I think about my sister, if she knows what’s going on, if she can feel it like I can. I see my cousin, who is very open about his grief, more open about it than I’ve been. I want to reach out to him and help him, but I have no words to say to him. I don’t know how the rest of the family is coping. I hear from them every now and then, which is fine since I’ve always been a bit of a black sheep. I do wonder what they’re doing to get through the day, how I can emulate that and make it my own.
I think about my friends who have lost loved ones to cancer. I wonder if I’ve been a good friend to them, if I reached out like I should have, just to make sure that they’re okay. I do have a couple that have reached out to me. Mostly, it’s me reaching out to them when I’m feeling particularly despondent.
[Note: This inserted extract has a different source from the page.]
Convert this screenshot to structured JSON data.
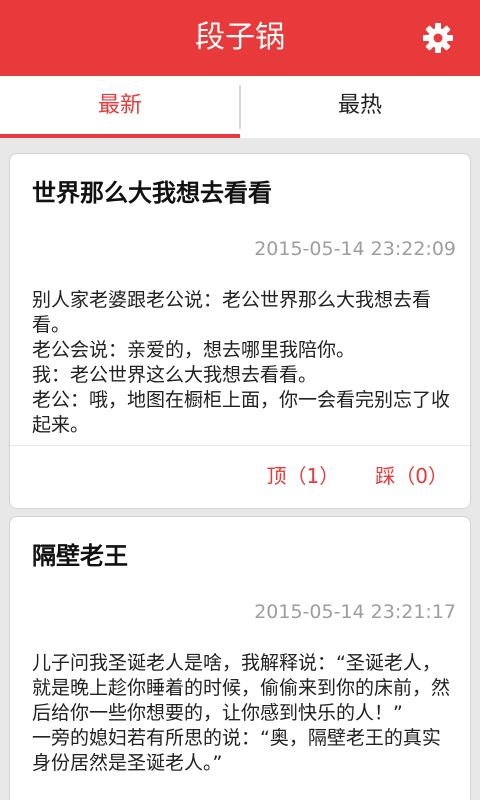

This act, of course, makes me feel even worse because it forces me to acknowledge that I’m going through it, which I determine as weakness. I know it’s crazy, but I’ve always been the strong one in my circles, so to not be strong is a new feeling that I dislike greatly. Then, I get angry.
I wonder how all of this happened, why she got sick. I get upset thinking about how all the doctors said that there was nothing they could do. I get angry about the stupid tumor that attacked her heart. I’m filled with guilt, wondering if there was anything I could have done to spot it, to force her to go to the doctor’s earlier. I feel alone, like there’s no one else that I can talk to about this. After all, who wants to talk about cancer?
Finally, I get hit with an epiphany. I know I’m not alone, but people don’t have a venue to really talk about how cancer has affected them, at least not without pulling someone else into their spiral of misery. That’s why I choose to write this blog, not to drag anyone down, but to reach out and say that you are not alone, readers. I walk along this path with you, no longer silent but as an equal partner. It’s only lonely because we choose to isolate ourselves.
Cancer is insidious and pervasive in so many ways, to those it affects and their families. It worms its way into us and changes who we are, right down to the core. We can’t let it. We have to fight back constantly. We can’t let cancer claim us.
Walk with me, readers. Tell me how it’s changed your life. Let the world know that you are fighting back. I won’t let cancer get the best of me, even on the tougher days. I want you to be strong enough to say the same. Because f@#k cancer. We won’t let it define us.